One argument is that the word has been “desensitized,” meaning that it has been made less sensitive. Here is the complicated part: is a white person or non-black person of color saying the word justified, or is this behavior racist? The word has become so desensitized that more and more white people and non-black people of color feel comfortable saying it, and therefore more black people, mostly young ones, are accepting it.

This unfortunate acceptance of the “n” word’s new form is that people remain under-educated about its dark history.

We tell white people and non-black people of color that the word is racist and unacceptable, but we don’t teach them why. Too often we, as black people, don’t even know the history. Because of the continuing controversy surrounding the word, people may avoid the conversation altogether.
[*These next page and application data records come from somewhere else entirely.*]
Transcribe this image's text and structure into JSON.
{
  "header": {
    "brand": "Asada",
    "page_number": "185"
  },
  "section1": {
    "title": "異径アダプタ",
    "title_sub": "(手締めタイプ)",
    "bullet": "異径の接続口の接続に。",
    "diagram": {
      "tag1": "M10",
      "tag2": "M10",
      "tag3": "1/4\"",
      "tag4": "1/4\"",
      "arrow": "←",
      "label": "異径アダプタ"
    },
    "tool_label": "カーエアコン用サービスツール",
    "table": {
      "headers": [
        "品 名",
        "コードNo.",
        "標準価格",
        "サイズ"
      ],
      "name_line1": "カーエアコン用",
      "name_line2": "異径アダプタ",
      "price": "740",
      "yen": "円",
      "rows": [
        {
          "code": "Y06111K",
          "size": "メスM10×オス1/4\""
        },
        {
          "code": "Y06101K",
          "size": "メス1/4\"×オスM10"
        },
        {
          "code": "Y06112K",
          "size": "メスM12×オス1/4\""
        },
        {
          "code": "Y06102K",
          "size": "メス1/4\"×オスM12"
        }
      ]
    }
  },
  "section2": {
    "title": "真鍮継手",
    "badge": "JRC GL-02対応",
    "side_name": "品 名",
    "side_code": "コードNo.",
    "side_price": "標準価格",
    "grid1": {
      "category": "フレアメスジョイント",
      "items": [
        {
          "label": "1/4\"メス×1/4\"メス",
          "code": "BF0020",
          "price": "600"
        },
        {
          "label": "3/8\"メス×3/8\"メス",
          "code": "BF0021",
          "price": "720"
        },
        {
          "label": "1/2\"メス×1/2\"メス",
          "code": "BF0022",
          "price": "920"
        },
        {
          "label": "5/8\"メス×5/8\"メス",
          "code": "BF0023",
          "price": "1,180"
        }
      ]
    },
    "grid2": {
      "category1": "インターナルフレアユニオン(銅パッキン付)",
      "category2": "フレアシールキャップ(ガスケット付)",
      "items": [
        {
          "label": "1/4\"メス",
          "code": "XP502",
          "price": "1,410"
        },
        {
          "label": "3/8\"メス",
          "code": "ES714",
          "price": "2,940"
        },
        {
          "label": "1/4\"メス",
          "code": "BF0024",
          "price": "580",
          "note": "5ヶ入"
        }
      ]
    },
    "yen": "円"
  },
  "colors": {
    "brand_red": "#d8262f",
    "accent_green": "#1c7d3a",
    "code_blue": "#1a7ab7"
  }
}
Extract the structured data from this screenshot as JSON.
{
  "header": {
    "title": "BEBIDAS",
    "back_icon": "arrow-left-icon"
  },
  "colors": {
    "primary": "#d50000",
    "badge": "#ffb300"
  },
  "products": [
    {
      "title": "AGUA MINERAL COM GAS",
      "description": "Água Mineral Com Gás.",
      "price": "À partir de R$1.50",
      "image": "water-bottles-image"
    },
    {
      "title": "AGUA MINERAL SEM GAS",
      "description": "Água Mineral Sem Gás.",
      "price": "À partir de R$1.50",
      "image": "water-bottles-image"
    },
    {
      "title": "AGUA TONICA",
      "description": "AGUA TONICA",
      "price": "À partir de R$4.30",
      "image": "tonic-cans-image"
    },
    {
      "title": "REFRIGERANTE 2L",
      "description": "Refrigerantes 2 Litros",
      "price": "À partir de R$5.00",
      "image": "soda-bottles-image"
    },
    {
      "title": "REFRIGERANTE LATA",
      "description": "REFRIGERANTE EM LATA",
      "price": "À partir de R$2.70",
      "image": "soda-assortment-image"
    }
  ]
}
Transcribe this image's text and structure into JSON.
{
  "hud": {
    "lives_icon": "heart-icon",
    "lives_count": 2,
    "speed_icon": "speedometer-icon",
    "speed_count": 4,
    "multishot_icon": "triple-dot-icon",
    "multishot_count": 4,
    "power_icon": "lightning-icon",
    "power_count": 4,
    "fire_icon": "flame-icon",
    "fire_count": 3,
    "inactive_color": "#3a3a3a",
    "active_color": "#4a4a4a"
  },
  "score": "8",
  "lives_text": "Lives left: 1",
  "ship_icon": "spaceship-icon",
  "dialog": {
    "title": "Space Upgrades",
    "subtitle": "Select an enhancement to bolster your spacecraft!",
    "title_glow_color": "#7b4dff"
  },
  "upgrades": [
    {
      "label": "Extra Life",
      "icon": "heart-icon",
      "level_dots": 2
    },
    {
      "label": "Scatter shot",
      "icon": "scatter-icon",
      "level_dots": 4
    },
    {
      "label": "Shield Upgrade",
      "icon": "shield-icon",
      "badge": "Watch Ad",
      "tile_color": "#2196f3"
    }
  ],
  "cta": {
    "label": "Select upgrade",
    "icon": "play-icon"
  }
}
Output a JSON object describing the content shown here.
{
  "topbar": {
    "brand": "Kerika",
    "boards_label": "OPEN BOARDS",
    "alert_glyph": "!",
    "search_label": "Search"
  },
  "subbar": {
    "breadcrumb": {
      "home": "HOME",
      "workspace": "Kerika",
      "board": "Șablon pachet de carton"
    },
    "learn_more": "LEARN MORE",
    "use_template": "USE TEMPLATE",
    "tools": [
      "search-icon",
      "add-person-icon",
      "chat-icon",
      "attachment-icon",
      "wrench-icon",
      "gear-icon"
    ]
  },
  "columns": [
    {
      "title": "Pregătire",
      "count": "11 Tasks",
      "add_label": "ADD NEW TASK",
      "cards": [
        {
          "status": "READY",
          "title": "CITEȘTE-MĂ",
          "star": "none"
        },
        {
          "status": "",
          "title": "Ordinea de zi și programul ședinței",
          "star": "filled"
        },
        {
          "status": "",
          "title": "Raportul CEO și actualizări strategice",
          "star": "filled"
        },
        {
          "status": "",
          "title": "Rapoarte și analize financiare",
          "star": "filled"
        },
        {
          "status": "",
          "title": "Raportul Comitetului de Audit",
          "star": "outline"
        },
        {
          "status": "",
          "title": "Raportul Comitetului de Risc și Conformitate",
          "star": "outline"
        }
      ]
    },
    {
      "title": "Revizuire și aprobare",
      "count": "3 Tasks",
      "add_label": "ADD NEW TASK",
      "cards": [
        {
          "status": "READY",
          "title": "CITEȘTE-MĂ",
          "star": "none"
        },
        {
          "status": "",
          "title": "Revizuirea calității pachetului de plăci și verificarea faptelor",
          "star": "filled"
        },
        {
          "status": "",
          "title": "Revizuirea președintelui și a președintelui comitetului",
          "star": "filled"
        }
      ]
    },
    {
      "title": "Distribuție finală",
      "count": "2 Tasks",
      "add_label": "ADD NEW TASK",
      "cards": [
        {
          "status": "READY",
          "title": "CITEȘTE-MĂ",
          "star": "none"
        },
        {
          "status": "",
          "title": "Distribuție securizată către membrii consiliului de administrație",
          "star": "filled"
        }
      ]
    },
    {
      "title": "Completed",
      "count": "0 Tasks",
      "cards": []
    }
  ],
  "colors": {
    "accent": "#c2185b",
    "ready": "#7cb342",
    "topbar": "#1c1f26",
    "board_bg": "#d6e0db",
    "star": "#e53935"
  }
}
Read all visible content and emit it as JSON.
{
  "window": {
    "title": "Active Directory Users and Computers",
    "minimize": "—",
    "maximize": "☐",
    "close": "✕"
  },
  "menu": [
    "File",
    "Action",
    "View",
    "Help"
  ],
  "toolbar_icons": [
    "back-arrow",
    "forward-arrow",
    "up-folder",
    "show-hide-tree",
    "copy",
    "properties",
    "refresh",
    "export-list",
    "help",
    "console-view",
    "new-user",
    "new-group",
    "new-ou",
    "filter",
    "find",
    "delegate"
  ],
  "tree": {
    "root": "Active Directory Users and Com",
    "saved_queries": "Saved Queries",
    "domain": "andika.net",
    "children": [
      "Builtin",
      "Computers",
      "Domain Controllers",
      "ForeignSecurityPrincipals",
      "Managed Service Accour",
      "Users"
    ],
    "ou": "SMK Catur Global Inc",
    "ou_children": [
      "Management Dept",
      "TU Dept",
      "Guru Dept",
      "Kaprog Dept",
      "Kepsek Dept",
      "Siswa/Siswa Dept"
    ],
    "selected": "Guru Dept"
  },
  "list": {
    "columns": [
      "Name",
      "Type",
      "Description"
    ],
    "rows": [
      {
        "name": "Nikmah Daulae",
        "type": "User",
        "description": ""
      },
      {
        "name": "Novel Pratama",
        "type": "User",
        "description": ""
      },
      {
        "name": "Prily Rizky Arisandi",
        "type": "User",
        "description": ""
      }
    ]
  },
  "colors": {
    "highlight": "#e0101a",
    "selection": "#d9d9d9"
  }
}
Unless you are taught by your parents, you will not learn much about the word in school. The closest you may get to learning about the word is during middle school curriculum about the civil rights movement and slavery. When I was in school, we discussed that the word was not acceptable to use, and that’s it.

The lack of black teachers in my history classes was also probably a reason for the word not being taught. In my experience, most of my white teachers did not feel comfortable talking to a class about a word that is notoriously racist, especially in my majority black classes.

Thus society is stuck in a vicious cycle. How can we expect white people to stop using the term when fewer and fewer black people can provide an educated argument for why the word is racist? The use of the word in black vocabulary of black people only enforces the idea that it is acceptable for all people to use it. The more we use the word, the more the word will be used by others.

We must also recognize that the word is not a generational issue as it affects the entire population. Who can say it? What does it mean when they say it? Why can’t I say it? Why can he say it? Those are just a few questions that anyone who encounters the word can ask.

That being said, black people should not avoid saying the word just because we do not want white people or non-black people of color saying it. Rather, the word is just disrespectful to ourselves and our ancestors.

If we continue to use the word in everyday conversations, what was the purpose of our ancestors fighting against it?